This post was previously published in our church’s weekly email devotional.
A couple of weeks ago the Senior Pastor walked into my office and found me standing on one foot, precariously reaching over a waist-high pile of ministry stuff, with my backside to the door, hunting for a book I couldn’t remember if I had at home or at church. I felt uncomfortable being found in this unflattering pose and even more uncomfortable that after three months here my office is still not organized. Sure, youth ministers always have frisbees, glowsticks, ping pong balls, piles of books, rocks, toys from the nursery, and glittery art supplies lying around. But, I work better when I am not constantly hunting for things.
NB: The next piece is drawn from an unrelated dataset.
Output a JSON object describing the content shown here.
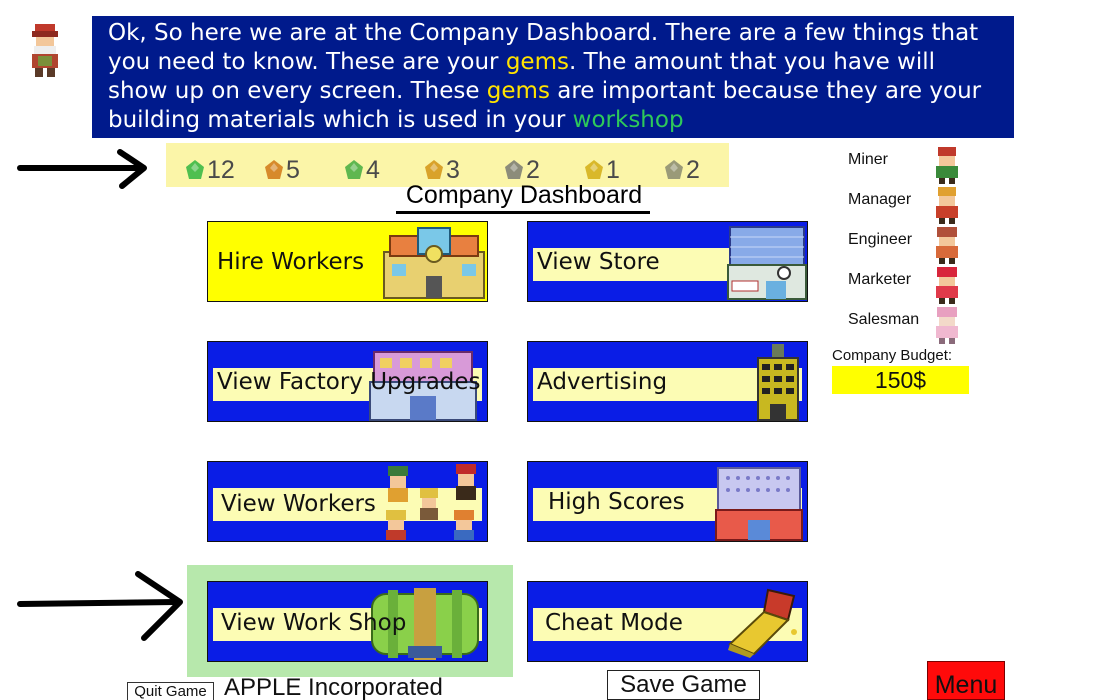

Turning to face her
, I began to apologize for the state of my workspace. She stopped me quickly, reminding me that my priority had been to spend my first weeks getting to know people. I’ve been meeting with as many families as possible for one on one conversations. I’ve been to youth plays and tennis matches. I had lunch with a family with young children where I got to play Star Wars legos. And, there’s nothing like washing toys and windows for getting to know people.
This last weekend I went on the annual retreat with 16 of our youth. Under the golden leaves, along the shore of Lake Geneva, I got to know these amazing young people even better. I now know more about their favorite books, the pressures of school, and the ways that siblings get along with each other (or don’t). We talked about times they’ve experienced racism, times they’ve felt connected to God and church, and the things they want to be known for in life. These rich conversations bonded us around the fire, over meals, and on the high ropes course.
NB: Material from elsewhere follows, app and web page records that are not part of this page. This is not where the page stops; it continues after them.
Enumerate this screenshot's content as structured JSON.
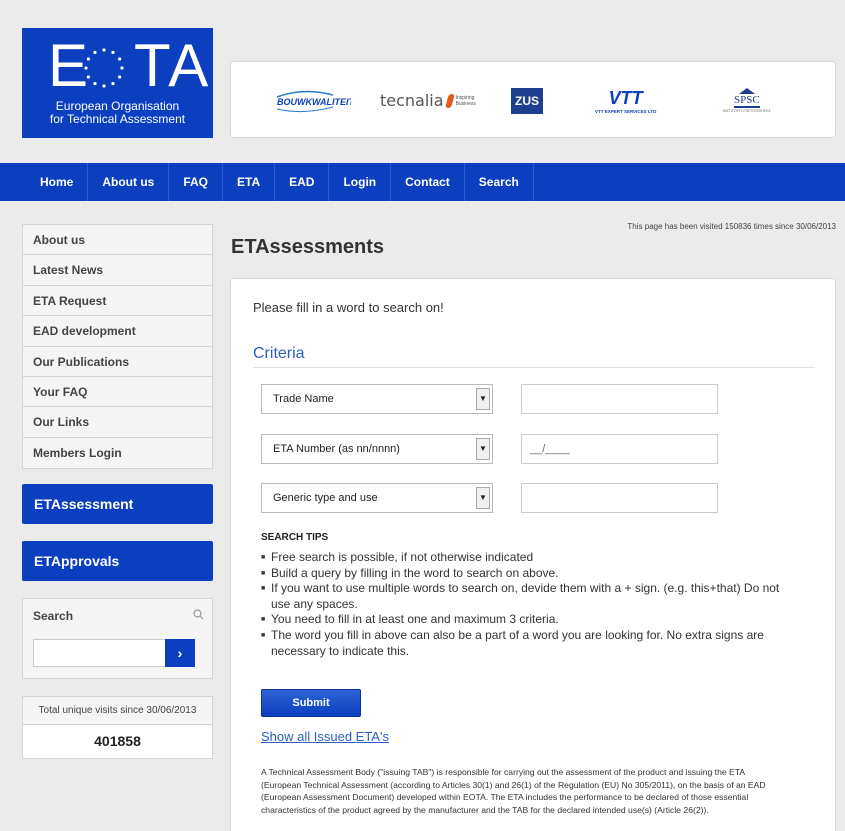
{
  "header": {
    "logo_mark": "E TA",
    "logo_text_line1": "European Organisation",
    "logo_text_line2": "for Technical Assessment",
    "partners": {
      "bouw": "BOUWKWALITEIT",
      "tecnalia": "tecnalia",
      "tecnalia_tag": "Inspiring Business",
      "zus": "ZUS",
      "vtt": "VTT",
      "vtt_sub": "VTT EXPERT SERVICES LTD",
      "spsc": "SPSC",
      "spsc_sub": "ΙΝΣΤΙΤΟΥΤΟ ΠΙΣΤΟΠΟΙΗΣΗΣ"
    }
  },
  "nav": [
    "Home",
    "About us",
    "FAQ",
    "ETA",
    "EAD",
    "Login",
    "Contact",
    "Search"
  ],
  "sidebar": {
    "items": [
      "About us",
      "Latest News",
      "ETA Request",
      "EAD development",
      "Our Publications",
      "Your FAQ",
      "Our Links",
      "Members Login"
    ],
    "btn_assessment": "ETAssessment",
    "btn_approvals": "ETApprovals",
    "search_label": "Search",
    "search_button": "›",
    "visits_label": "Total unique visits since 30/06/2013",
    "visits_count": "401858"
  },
  "main": {
    "visited_note": "This page has been visited 150836 times since 30/06/2013",
    "title": "ETAssessments",
    "intro": "Please fill in a word to search on!",
    "criteria_heading": "Criteria",
    "rows": [
      {
        "label": "Trade Name",
        "value": ""
      },
      {
        "label": "ETA Number (as nn/nnnn)",
        "value": "__/____"
      },
      {
        "label": "Generic type and use",
        "value": ""
      }
    ],
    "tips_heading": "SEARCH TIPS",
    "tips": [
      "Free search is possible, if not otherwise indicated",
      "Build a query by filling in the word to search on above.",
      "If you want to use multiple words to search on, devide them with a + sign. (e.g. this+that) Do not use any spaces.",
      "You need to fill in at least one and maximum 3 criteria.",
      "The word you fill in above can also be a part of a word you are looking for. No extra signs are necessary to indicate this."
    ],
    "submit_label": "Submit",
    "show_all_link": "Show all Issued ETA's",
    "footer_text": "A Technical Assessment Body (\"issuing TAB\") is responsible for carrying out the assessment of the product and issuing the ETA (European Technical Assessment (according to Articles 30(1) and 26(1) of the Regulation (EU) No 305/2011), on the basis of an EAD (European Assessment Document) developed within EOTA. The ETA includes the performance to be declared of those essential characteristics of the product agreed by the manufacturer and the TAB for the declared intended use(s) (Article 26(2))."
  },
  "colors": {
    "brand_blue": "#0b3fbf",
    "link_blue": "#2b5fbf",
    "page_bg": "#ebebeb"
  }
}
In a recent blog post, Trey Hall identified the ability to develop authentic connection as a common practice among successful church leaders. The Church is, as the song goes, the people. Aren’t we all looking for relationships that matter? For places to wonder and give thanks, to share our hopes and dreams, joys and challenges, doubts and fears? These are the rich conversations bring us closer as human beings and as community of faith.
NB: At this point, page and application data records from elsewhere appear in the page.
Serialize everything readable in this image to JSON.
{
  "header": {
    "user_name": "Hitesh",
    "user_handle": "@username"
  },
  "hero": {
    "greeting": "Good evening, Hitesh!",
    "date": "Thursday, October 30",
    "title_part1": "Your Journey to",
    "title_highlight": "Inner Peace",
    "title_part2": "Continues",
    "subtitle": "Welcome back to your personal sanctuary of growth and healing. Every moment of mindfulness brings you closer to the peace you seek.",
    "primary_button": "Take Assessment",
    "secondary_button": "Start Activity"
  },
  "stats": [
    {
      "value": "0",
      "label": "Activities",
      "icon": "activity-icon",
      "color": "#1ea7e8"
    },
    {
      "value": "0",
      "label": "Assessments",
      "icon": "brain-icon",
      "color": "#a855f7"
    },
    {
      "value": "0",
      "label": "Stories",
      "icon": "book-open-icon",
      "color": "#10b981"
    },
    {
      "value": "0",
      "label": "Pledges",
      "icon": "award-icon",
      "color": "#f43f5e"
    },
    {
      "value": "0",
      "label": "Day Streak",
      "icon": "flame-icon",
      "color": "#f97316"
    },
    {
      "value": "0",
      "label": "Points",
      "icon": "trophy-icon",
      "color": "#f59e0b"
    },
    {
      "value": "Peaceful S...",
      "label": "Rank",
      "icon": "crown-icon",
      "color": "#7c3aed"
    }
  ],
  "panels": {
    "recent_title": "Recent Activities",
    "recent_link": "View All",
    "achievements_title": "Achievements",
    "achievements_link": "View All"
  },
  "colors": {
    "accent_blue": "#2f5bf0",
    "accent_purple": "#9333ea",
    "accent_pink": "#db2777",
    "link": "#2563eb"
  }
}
I’m truly thankful to know all of you. If we haven’t had a conversation yet, I’d love to share a coffee or play Legos. For that, my office will wait.